[Action item] Please work out how many lines in the material below contain the string "subtitle", and answer with that number only.

[Exercise data]
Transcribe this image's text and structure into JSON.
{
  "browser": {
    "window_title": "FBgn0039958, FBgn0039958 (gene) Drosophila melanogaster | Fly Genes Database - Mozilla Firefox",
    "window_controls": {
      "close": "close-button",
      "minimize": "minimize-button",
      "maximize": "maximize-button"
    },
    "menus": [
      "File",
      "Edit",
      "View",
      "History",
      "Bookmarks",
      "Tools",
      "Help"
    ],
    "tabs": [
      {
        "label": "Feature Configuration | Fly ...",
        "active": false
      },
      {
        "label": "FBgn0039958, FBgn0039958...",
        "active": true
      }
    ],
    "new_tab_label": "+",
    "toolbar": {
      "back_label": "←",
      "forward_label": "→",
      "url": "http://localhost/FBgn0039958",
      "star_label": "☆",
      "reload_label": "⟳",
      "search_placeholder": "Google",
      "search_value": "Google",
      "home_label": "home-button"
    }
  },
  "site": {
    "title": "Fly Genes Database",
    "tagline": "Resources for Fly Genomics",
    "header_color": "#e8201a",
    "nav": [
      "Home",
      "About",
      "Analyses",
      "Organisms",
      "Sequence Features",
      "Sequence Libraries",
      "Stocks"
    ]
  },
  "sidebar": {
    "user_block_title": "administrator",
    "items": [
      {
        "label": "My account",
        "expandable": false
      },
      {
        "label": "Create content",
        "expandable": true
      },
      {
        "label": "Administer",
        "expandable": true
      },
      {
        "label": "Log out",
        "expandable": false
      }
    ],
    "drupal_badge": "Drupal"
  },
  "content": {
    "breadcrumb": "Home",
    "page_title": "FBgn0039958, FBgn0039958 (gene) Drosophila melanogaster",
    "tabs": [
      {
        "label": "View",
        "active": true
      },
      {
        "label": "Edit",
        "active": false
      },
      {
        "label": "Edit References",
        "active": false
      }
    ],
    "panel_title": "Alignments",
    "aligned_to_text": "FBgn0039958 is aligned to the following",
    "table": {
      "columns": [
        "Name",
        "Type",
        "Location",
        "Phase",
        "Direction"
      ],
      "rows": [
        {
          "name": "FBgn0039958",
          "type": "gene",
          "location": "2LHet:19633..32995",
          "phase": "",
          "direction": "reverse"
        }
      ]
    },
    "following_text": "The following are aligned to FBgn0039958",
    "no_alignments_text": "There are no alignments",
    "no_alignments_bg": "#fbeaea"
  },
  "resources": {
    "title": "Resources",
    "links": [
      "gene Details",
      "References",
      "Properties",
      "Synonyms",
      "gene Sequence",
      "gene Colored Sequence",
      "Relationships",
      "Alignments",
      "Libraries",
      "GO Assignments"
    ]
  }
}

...

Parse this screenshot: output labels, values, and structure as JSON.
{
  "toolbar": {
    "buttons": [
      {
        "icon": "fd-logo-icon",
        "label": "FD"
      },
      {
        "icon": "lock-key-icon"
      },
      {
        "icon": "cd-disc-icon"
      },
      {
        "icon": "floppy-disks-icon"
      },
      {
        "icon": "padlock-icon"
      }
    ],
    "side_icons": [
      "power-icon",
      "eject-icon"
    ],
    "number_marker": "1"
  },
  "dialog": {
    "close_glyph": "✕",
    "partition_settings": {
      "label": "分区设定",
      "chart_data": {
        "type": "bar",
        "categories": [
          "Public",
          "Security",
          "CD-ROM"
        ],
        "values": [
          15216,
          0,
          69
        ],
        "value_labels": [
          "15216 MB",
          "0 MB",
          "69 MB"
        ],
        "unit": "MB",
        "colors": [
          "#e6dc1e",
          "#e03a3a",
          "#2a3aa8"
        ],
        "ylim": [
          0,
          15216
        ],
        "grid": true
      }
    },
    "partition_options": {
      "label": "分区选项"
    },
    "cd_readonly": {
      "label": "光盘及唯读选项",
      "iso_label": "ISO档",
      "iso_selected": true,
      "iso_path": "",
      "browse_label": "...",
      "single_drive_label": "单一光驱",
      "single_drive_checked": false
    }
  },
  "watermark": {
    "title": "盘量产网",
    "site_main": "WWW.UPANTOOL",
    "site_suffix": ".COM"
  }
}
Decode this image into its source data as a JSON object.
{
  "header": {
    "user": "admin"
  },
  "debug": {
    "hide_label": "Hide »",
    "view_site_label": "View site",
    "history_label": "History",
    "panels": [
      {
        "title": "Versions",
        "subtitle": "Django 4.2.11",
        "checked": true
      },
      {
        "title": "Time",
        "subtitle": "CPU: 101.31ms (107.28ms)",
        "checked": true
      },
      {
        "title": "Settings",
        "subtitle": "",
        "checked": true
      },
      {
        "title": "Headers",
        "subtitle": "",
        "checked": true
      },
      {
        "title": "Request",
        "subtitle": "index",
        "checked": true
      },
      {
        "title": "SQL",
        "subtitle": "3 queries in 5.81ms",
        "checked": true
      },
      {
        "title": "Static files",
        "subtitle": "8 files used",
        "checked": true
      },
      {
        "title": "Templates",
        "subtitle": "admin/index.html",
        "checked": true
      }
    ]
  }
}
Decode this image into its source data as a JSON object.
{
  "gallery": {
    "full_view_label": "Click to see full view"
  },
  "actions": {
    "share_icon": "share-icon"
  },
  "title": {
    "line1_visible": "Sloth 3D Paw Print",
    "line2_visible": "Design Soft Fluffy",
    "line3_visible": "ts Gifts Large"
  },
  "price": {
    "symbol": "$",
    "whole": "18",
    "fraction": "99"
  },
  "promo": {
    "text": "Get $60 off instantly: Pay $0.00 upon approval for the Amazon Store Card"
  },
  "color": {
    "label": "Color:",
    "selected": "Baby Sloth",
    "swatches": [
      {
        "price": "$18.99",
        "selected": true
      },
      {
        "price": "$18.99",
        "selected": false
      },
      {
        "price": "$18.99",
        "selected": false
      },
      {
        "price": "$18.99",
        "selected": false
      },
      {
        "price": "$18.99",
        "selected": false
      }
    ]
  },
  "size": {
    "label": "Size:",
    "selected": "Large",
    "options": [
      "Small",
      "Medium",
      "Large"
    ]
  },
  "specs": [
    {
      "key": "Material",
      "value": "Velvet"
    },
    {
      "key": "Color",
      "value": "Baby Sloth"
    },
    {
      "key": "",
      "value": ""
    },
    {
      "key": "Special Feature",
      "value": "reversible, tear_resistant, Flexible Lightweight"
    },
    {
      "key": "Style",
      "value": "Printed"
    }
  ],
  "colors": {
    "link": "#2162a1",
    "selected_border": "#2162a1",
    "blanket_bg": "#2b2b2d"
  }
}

[Finished exercise] 8